The late Queen was worried that Prince Harry was “perhaps a little too in love” with his wife Meghan during the early days of their marriage, it has emerged.
Although Her Majesty did everything she could to make the Duchess of Sussex feel welcome, she appears to have expressed some concern about the impact on her grandson of some of the tensions within the Royal Household following her arrival, a new biography has revealed.
Gyles Brandreth, the broadcaster and a close confidant of the senior royals, has disclosed how the Queen was genuinely delighted with Prince Harry's choice of wife, and had high hopes for the contribution the American actress could make to public life.
But as a number of staff left the Sussexes’ service and claims of bullying emerged, denied by the Duchess’ legal team, the Queen expressed her worries about the effect on her grandson.
Mr Brandreth writes in an extract from his new book, Elizabeth: An Intimate Portrait, published in The Mail on Sunday: “The only concern the Queen let slip in the early days of the Sussexes’ marriage was to wonder to a friend if Harry wasn’t ‘perhaps a little over-in-love’. This was as far as she came – to my knowledge at least – to ever uttering a word against the new Duchess of Sussex.”
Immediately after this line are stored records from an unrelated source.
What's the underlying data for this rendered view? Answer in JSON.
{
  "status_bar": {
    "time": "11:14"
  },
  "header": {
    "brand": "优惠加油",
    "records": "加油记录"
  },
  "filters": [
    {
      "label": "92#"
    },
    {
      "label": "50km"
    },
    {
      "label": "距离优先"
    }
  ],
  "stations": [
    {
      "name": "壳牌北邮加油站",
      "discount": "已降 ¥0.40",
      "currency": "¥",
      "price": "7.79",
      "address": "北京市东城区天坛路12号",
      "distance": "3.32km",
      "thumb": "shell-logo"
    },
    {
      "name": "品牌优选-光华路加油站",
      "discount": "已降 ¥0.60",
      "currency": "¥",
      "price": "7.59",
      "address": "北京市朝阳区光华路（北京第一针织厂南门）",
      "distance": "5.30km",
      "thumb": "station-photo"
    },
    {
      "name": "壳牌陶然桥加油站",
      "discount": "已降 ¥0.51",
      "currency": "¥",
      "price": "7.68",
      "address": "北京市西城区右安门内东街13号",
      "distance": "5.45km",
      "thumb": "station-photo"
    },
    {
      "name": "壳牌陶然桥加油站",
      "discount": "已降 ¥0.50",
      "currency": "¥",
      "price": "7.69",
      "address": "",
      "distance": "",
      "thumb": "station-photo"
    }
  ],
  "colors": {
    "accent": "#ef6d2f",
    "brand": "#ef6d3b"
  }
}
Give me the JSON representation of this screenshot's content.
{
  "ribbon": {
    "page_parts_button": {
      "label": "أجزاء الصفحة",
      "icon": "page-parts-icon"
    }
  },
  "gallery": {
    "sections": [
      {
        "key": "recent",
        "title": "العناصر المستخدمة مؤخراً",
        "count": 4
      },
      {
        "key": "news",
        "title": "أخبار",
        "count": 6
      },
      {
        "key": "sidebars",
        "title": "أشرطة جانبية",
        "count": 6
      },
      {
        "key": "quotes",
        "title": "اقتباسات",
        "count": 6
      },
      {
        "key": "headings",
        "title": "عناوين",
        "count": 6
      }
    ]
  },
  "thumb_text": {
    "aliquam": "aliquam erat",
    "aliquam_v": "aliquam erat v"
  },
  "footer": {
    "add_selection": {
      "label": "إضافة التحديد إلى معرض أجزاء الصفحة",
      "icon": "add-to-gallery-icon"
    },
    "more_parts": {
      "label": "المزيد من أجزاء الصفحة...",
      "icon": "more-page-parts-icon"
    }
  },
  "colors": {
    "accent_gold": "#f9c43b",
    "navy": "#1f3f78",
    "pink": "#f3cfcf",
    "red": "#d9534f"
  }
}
The broadcaster says in his book that the Queen liked Meghan and did “everything to make her feel welcome”, even telling the Duchess, who had starred in the US legal drama Suits, that she could continue her career, saying: “You can carry on being an actress if you like – that’s your profession, after all."
When the Duchess said she would quit acting to dedicate herself to royal service, the Queen was “delighted”, reports Mr Brandreth, only to become concerned when her offer to have Sophie Wessex “show her the ropes” was allegedly rejected.
However, the Queen appears to have been generally relaxed about some of the issues bedevilling the Duke and Duchess’ relationship with the wider institution of the monarchy.
At one stage, according to Mr Brandreth, she reminded Prince Andrew after her son “harrumphed” about Meghan and Harry’s tell-all interview with Oprah Winfrey in 2021, that his former wife Sarah Ferguson had previously given an interview to the same US talk show host.
And while the Duke of Edinburgh felt that the Sussexes’ interview was “madness” the Queen is reported in the book to have been more relaxed, dismissing it – and the couple’s forthcoming Netflix documentary – as “this television nonsense”.
Mr Brandreth also says that while other members of the Royal Family found the Sussexes’ decision to name their daughter Lilibet – the Queen’s childhood nickname – “bewildering” and “rather presumptuous”, the Queen remarked it was “very pretty and seems just right”.
The book reveals that when the Duke and Duchess of Sussex are mentioned to other members of the Royal family, the response is a brief smile and a curt “we wish them all the best”.
Mr Brandreth’s close relationship with senior members of the Royal family dates back to the 1970s, when he met Prince Philip at a charity event, with the pair quickly hitting it off.